A line counts if it contains the word "March" at least once. State how many such lines the records contain, giving the number alone.

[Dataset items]
╔══

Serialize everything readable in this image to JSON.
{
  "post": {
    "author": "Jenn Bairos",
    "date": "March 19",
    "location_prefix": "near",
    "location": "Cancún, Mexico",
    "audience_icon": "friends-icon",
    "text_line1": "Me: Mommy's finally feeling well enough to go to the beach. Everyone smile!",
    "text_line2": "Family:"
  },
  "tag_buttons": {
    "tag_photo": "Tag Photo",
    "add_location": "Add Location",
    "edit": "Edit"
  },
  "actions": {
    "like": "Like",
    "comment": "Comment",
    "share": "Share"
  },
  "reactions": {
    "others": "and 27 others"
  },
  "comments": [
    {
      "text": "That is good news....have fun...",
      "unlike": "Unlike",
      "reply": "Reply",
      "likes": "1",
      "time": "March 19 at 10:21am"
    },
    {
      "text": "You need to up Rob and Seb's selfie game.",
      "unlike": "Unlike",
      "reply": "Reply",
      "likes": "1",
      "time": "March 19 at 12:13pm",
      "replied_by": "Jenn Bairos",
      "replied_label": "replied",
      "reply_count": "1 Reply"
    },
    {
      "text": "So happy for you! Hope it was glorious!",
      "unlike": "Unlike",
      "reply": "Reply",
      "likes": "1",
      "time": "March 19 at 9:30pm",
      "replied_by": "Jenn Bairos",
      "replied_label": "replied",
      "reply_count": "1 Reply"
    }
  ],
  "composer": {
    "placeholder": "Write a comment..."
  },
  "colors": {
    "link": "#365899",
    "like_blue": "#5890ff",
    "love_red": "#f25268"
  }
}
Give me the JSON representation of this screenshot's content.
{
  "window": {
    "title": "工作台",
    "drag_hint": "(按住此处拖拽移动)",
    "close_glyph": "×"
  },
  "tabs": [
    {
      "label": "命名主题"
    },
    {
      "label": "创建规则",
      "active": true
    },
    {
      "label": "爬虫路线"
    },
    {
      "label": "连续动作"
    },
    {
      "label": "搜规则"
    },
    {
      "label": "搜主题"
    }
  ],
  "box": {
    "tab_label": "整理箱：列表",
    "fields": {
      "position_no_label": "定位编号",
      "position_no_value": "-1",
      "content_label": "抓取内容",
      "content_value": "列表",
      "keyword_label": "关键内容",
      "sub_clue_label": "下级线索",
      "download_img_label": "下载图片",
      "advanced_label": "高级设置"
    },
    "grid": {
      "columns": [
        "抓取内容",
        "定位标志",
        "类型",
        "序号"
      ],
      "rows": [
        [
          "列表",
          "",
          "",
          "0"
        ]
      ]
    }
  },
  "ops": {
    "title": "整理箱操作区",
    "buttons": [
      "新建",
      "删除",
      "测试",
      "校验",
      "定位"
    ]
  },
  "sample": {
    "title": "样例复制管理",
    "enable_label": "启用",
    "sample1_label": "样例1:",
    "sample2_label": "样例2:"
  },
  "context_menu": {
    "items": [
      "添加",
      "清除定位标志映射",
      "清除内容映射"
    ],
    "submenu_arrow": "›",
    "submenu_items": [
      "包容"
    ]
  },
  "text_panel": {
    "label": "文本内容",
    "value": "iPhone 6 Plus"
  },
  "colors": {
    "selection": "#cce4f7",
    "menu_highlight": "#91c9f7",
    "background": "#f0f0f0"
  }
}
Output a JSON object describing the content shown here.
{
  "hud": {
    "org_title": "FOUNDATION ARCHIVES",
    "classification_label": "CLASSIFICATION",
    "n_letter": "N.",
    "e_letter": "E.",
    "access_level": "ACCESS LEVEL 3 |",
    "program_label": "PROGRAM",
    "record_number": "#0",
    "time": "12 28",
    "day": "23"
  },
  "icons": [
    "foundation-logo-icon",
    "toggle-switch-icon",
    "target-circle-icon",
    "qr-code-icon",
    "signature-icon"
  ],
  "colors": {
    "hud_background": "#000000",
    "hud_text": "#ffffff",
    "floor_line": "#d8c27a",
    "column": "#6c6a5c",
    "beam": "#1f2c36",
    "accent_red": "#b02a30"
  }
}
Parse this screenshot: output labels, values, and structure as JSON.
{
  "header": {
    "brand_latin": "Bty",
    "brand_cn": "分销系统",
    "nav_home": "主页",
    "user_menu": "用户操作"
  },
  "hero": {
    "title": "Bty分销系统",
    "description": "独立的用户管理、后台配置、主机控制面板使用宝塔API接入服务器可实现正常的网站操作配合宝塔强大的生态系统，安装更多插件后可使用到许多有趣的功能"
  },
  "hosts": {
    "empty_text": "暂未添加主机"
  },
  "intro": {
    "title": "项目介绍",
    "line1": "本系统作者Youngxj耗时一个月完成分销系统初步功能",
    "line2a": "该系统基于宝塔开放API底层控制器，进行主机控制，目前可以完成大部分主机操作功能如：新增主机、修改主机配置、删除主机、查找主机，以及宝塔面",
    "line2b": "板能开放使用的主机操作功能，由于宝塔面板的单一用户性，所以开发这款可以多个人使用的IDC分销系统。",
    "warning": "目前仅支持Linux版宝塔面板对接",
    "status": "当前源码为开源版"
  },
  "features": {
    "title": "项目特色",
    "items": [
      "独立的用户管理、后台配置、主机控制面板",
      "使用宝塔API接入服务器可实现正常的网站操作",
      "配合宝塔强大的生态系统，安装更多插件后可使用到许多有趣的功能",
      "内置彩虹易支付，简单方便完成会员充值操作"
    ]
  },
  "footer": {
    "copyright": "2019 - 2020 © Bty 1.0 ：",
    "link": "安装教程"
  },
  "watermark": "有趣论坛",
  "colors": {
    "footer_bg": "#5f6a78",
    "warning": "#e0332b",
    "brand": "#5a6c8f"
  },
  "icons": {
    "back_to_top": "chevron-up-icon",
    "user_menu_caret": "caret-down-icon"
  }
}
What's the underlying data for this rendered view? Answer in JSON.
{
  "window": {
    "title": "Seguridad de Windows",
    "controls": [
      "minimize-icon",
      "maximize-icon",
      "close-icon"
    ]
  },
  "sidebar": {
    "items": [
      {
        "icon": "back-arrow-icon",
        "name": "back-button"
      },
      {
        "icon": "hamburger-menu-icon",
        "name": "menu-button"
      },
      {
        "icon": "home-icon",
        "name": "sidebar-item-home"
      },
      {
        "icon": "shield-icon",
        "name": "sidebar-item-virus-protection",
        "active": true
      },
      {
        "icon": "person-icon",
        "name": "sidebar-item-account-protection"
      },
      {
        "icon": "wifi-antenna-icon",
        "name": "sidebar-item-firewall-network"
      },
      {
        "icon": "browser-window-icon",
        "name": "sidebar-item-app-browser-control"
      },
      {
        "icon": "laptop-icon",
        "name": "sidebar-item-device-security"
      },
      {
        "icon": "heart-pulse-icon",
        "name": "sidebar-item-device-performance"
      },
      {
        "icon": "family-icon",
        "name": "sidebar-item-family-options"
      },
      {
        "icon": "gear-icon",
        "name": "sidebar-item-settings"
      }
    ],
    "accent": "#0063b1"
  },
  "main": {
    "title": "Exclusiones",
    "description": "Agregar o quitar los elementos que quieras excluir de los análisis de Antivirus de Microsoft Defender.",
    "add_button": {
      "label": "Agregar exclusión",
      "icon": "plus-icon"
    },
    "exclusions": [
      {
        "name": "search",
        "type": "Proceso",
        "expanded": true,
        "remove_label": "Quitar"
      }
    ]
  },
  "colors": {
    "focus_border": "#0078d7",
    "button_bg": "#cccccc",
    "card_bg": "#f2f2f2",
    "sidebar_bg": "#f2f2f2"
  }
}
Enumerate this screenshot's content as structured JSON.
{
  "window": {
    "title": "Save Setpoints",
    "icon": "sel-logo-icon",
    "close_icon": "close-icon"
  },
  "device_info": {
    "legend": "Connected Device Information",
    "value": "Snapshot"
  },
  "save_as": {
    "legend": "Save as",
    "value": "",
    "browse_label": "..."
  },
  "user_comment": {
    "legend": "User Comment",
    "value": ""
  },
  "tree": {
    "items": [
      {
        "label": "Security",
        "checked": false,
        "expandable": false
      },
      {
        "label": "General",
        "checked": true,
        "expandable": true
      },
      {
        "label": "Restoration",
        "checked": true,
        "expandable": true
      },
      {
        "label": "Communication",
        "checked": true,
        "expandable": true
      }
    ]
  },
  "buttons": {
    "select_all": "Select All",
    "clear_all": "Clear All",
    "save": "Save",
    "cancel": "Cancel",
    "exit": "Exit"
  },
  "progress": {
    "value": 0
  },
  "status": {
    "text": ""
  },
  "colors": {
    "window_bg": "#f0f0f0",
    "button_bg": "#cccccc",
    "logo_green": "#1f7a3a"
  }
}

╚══

* ANSWER SECTION
4